> YOUR ASSIGNMENT
Read the records below and report each line in which "Freshmen" occurs.

[Data records]
■ ■ ■ ■ ■

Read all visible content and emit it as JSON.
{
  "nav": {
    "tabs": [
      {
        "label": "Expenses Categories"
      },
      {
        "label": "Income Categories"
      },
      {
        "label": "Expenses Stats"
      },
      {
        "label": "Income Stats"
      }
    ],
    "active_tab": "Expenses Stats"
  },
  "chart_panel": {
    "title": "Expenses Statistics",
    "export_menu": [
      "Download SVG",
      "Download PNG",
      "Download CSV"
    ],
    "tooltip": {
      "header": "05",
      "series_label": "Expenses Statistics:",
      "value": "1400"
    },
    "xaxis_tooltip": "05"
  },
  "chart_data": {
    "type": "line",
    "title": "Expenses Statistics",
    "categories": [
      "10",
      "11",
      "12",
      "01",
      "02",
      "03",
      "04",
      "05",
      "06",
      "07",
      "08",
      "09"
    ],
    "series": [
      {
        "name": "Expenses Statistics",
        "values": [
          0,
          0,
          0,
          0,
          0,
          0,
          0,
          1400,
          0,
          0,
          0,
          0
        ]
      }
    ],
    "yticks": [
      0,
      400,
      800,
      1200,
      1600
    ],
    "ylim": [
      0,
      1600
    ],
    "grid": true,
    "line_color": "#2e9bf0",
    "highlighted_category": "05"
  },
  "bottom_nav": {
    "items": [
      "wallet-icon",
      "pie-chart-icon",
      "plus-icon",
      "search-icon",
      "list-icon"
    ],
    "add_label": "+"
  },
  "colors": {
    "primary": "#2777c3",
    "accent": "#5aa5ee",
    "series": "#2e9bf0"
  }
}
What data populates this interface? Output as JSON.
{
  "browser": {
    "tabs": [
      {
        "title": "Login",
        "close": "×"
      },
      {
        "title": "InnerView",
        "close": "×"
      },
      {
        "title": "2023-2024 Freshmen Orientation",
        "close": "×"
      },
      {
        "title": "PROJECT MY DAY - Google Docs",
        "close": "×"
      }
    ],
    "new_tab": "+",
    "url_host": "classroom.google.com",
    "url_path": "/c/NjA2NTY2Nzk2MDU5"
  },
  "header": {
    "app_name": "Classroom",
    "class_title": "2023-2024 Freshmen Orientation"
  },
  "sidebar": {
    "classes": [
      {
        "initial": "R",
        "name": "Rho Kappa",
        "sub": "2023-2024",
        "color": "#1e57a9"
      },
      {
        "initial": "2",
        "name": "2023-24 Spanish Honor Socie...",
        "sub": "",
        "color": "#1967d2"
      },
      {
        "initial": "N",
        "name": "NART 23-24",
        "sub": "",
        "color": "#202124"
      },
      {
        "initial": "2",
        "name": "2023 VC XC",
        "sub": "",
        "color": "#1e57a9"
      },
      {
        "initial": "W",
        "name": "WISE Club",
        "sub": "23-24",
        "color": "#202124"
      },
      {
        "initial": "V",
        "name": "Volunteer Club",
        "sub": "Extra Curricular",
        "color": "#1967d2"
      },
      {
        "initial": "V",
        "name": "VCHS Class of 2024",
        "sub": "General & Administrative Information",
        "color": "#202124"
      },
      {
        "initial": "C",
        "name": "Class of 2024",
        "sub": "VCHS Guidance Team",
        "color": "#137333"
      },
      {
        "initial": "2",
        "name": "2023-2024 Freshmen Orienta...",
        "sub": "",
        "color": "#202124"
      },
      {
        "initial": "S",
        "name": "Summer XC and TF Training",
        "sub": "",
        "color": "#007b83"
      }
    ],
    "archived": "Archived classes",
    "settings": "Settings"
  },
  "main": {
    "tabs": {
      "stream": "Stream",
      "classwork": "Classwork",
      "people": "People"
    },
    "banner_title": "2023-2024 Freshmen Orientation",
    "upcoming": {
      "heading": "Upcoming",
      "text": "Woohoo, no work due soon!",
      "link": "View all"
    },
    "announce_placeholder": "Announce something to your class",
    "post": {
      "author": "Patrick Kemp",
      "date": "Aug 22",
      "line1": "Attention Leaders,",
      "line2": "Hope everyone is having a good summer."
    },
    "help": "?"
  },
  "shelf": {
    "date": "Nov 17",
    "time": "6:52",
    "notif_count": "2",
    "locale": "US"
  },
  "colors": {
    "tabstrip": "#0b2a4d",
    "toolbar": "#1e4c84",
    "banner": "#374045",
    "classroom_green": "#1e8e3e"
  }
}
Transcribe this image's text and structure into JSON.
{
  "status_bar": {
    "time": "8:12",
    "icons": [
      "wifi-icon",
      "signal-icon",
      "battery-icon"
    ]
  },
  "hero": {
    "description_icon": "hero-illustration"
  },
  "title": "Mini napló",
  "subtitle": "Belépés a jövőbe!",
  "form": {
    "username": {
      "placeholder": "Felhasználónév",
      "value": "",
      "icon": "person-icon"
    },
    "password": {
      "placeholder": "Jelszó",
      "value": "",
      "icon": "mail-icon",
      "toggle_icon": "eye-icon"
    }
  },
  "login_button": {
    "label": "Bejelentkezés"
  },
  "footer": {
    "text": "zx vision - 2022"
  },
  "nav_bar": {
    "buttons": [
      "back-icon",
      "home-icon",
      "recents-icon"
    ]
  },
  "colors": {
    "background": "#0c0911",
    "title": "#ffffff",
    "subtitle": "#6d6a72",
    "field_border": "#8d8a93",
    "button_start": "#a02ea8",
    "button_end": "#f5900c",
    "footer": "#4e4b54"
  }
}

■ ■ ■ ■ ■

> REPLY TO THE TASK
        "title": "2023-2024 Freshmen Orientation",
    "class_title": "2023-2024 Freshmen Orientation"
        "name": "2023-2024 Freshmen Orienta...",
    "banner_title": "2023-2024 Freshmen Orientation",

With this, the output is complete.